After surveying executives of both large and small carriers, TCP – in conjunction with Americas Commercial Transportation Research, Co. – compiled stats in various categories including rate trends, wages, drivers and future volume expectations. Small carriers were defined as those with annual revenue below $25 million, with large carriers having revenue exceeding $25 million. Approximately 37 percent of executives surveyed owned small carriers.

Approximately 55 percent of those surveyed expect driver wages to increase 0-5 percent in the next 12 months, with 40 percent expecting a higher increase of 6-10 percent. Less than 10 percent expect no change or any kind of decrease. Small carriers were more optimistic about a 0-5 percent increase, whereas large carriers were more likely to project increases in the 6-10 percent range.

Most executives expect rates to increase in the next 12 months. However, optimism was much higher with large carriers having 91 percent expecting rates to increase compared with only 70 percent of small carrier owners. Despite a disparity in opinions of future rates, an overwhelming majority of all carrier owners reported an increase in rates in the last three months. Very few experienced any kind of decrease.

In terms of capacity, 40 percent planned to add capacity at a rate of 1-5 percent, and 25 percent expect to increase capacity 6-10 percent.
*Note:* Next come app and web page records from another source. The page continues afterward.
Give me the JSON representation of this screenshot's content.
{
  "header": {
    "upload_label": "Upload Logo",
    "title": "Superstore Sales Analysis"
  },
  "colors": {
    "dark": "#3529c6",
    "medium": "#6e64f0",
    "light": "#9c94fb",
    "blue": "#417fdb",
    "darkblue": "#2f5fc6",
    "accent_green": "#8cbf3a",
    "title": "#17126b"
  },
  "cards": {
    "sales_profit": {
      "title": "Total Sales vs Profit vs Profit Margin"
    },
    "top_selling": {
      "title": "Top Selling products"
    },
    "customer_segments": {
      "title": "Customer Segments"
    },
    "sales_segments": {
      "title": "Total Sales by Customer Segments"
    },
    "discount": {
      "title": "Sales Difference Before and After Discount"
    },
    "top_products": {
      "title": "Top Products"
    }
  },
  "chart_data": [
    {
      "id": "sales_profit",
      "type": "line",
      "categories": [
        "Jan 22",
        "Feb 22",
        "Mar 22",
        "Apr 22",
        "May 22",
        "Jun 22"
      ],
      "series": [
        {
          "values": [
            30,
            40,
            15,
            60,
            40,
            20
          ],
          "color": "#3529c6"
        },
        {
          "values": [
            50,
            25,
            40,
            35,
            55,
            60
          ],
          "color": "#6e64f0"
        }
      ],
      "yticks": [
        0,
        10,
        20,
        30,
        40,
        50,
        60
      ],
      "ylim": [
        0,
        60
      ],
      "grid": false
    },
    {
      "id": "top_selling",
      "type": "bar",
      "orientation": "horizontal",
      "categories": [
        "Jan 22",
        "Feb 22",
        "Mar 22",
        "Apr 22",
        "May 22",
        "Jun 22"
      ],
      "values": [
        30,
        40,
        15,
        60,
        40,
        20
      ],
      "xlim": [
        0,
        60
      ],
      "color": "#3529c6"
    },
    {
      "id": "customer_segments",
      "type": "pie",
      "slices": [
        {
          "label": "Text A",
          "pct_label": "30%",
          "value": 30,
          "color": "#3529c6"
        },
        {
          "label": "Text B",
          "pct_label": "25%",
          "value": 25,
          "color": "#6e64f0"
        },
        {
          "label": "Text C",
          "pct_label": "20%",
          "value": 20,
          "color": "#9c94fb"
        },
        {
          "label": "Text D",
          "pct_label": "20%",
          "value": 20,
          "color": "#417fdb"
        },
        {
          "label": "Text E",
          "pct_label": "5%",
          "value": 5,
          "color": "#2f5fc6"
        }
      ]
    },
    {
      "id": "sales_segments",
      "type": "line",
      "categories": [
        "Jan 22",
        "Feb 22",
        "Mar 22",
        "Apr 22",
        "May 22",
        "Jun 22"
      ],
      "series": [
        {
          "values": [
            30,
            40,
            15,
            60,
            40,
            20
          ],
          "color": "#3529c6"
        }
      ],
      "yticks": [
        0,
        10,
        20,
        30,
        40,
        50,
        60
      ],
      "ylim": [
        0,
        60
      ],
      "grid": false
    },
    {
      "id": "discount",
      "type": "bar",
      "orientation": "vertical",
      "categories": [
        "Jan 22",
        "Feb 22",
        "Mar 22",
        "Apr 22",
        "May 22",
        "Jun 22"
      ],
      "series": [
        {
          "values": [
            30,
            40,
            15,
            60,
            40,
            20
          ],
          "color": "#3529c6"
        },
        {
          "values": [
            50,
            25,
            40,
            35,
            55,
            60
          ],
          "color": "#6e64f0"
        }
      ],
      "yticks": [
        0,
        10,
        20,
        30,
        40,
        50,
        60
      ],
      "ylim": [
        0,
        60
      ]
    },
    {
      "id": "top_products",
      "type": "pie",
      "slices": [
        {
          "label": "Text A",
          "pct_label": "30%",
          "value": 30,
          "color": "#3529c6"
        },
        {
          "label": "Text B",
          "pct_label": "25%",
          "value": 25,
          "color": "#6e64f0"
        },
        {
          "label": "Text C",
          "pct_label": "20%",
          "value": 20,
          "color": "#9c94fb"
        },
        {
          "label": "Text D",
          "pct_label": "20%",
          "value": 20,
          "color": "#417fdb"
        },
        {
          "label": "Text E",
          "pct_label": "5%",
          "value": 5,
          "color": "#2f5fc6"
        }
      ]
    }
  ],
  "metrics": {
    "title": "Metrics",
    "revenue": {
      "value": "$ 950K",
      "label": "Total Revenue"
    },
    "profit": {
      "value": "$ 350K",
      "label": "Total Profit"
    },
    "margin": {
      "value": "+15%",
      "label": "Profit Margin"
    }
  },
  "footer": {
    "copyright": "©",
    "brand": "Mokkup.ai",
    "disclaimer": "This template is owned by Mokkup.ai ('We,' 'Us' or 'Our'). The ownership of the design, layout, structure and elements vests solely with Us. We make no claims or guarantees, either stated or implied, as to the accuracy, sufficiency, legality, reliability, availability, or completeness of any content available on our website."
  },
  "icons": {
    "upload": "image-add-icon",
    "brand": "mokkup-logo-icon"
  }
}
A quarter of those surveyed reported that they have no plans of increasing capacity in 2015. Large carriers were more likely to not add capacity and were less likely to add 6-10 percent when compared to small carriers.

There may be plenty of room to negotiate, according to survey results. Executives were asked if they expect to renegotiate any of the following accessorials – detention time, fuel surcharges, quicker payment schedules, miles paid, other charges – or if they had no plans for any kind of renegotiations. Nearly 70 percent were open to renegotiating detention time, the highest percentage of all categories. Fuel surcharges and quicker payments were at the bottom of the list at less than 30 percent planning to renegotiate those areas.

Inexperienced drivers may have something to look forward to in the future as well. More than 80 percent of the executives polled support allowing younger, properly trained drivers to enter the work force as a way of attracting new drivers. Also, 64 percent would be interested in hiring inexperienced, entry-level drivers and training them. Large carriers were more likely to hire inexperienced drivers at 70 percent with only 54 percent of small carriers having an interest. About a third of all carriers reported that they currently employ inexperienced drivers.

Despite all of the optimism, only 33 percent of carrier executives reported “Yes” when asked if trucking is starting to be fun again. A little more than 10 percent said flat out “No,” and the remaining 55 percent replied with “Some days.” Large carriers were twice as likely to believe trucking is fun again compared to small carriers.

Copyright © OOIDA

Comments